Kathy Sierra on Making Users Awesome, Part 4

In the book, Badass: Making Users Awesome, Kathy Sierra analyzed and discussed the new ways of thinking about designing and sustaining successful products and services.

These are some of my takeaways from reading the book.

In this section, Kathy continues to discuss the two attributes for building skills. The first common attribute across all domains in which people become experts is that those experts practice better.

The second attribute is “Perceptual Exposure.” Experts were exposed to high quantity, high quality of expertise. However, being exposed to the example of expertise does not necessarily build perceptual knowledge unless the exposure meets specific criteria.

With a sufficiently large set of diverse examples and immediate feedback, we can train our brains to find a deep, accurate pattern. Our brains begin to detect that which does not vary and gradually discover the deeper underlying patterns and structure.

To design a good perceptual exposure activity, we need to use a high quantity of high-quality examples that seem different on the surface but actually are not.

Good perceptual exposure exercises do not explain. Rather, they create a context that lets the learner’s brain “discover” the pattern.

We need to expose ourselves or our users to that high quantity of high-quality examples, with feedback and within a compressed time.

Perceptual Exposure exercises can fail if we designed it with some of the following flaws:

  • Not enough examples
  • Not enough diversity in the examples
  • Too long a gap between exposure and feedback
  • Attribute or pattern was too subtle for the brain to detect

Finally, we need to sure the Perceptual Exposure exercises do not expose our users to examples of bad by mixing them with the good.

Perceptual Exposure is a way for our brain to pick up the pattern it needs to learn. Adding the element of judgment (picking good or bad) will confuse our brains and slow down the pattern-recognition progress.
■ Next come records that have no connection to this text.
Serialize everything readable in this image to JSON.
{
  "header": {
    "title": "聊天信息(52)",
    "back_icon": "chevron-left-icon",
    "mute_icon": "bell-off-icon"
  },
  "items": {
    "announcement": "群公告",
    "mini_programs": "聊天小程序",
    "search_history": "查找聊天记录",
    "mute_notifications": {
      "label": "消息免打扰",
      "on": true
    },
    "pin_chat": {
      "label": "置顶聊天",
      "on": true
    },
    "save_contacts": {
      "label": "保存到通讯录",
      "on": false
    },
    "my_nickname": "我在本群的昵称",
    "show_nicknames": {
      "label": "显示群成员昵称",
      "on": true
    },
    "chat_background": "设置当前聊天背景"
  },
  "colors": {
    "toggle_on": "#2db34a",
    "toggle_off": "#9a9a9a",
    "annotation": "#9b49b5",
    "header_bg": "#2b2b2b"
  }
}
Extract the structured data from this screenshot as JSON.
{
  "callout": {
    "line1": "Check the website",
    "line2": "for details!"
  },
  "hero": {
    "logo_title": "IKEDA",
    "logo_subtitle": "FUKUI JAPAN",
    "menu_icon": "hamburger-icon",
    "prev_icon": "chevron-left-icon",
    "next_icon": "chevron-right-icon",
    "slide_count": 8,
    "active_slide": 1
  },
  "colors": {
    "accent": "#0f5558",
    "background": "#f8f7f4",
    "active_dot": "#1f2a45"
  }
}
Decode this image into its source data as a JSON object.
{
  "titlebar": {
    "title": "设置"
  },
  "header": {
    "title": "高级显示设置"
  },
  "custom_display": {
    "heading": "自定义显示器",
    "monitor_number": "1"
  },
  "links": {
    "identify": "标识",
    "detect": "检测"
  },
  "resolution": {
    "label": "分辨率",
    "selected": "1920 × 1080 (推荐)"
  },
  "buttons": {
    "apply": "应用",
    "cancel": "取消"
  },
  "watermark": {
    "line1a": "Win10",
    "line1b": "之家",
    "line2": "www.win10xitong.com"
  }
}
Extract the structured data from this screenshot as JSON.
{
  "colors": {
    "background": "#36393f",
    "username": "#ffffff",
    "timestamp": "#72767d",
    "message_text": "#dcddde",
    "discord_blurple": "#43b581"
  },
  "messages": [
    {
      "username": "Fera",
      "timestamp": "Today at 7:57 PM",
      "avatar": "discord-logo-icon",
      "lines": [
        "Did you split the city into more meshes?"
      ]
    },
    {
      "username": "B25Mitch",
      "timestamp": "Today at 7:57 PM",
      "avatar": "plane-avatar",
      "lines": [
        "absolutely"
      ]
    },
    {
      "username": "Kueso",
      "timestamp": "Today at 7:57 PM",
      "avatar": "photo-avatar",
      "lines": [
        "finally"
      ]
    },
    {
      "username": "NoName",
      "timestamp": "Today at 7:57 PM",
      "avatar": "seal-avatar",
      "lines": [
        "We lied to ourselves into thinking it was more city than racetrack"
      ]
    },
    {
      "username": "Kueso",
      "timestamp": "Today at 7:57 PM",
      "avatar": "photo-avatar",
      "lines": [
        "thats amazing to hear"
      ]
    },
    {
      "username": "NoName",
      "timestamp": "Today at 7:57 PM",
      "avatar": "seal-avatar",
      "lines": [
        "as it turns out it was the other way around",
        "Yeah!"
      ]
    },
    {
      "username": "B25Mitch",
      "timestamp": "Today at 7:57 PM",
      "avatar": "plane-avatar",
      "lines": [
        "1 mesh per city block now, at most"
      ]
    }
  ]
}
The best way to learn to spot “bad” is first by learning the underlying patterns of “good.” In other words, teach people to recognize bad/wrong/errors by developing and strengthening their recognition of good/right/correct.

Kathy Sierra on Making Users Awesome, Part 2

In the book, Badass: Making Users Awesome, Kathy Sierra analyzed and discussed the new ways of thinking about designing and sustaining successful products and services.

These are some of my takeaways from reading the book.

In this section, Kathy discusses the science of badass. When we try to help our users become “badass” at using our products/services, Kathy believes we need to do at least two things:

  1. Help our users continue building skills/resolution/abilities.
  2. Help our users continue wanting to do so.

Expertise is not about years of experience or even a depth of knowledge. True experts repeatedly demonstrate their deep knowledge via consistently high performance.

Kathy defines “badass” as “Given a representative task in the domain, a badass performs in a superior way, more reliably.”

When we are badass at something, it means we make excellent decisions or choices more reliably than experienced non-experts.

Before we can help our users become badass, we must define what expertise is for the subject matter or the bigger context for our tool.

We need to define what expert performance and results look like. It is up to us to create a useful definition of what “expert” performance means for our context.

Other than the sports that depend on specific physical prerequisites, very few domains have hard genetic limits for expertise. Most people build expertise via motivated, focused practice.

While we cannot necessarily give our users extra time and space for practice, our tool should give them the support and utilities that make every learning moment as effective as possible.

What assets will you build?

A Warrior without a King

These are the primary examples of asset you can build to add for others.

  • Brand: the promise you make and the expectations people have
  • Permission: privilege to deliver anticipated personal and relevant messages to people who want to get them
  • Expertise: how good you are at your craft

Compared to others who do what you do, rank yourself on: reputation, knowledge, expertise, tools, and handiness. Which will you invest in developing?